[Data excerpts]
# # #
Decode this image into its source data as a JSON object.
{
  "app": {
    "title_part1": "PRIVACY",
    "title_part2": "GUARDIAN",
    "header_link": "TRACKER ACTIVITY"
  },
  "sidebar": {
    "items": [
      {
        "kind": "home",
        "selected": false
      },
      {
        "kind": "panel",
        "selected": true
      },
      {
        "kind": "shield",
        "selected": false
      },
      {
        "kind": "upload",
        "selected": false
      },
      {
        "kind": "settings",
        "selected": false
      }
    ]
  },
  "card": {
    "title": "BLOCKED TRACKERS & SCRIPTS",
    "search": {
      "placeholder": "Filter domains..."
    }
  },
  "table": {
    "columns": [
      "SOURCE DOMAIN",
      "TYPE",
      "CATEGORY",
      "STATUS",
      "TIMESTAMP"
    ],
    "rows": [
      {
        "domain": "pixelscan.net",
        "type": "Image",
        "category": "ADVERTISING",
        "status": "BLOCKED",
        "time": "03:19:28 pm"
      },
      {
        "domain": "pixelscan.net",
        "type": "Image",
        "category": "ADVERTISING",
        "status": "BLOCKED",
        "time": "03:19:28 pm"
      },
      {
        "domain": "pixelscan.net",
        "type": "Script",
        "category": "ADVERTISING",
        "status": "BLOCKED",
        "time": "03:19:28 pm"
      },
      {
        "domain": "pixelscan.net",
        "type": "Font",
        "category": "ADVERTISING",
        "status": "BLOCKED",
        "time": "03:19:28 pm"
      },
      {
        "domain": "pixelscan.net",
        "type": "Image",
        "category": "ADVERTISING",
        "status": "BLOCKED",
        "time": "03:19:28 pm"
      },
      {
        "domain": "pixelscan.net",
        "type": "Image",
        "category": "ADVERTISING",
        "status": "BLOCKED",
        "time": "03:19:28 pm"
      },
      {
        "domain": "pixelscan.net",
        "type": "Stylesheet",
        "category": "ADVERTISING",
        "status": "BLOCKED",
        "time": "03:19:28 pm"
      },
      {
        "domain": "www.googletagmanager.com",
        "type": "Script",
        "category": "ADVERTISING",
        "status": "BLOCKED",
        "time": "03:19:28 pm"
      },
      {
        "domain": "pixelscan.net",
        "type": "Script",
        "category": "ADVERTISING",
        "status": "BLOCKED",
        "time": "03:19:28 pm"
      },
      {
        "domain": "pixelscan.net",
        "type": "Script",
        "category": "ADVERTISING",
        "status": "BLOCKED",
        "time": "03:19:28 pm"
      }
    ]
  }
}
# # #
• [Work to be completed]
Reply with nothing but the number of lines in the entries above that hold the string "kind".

• [Task output]
5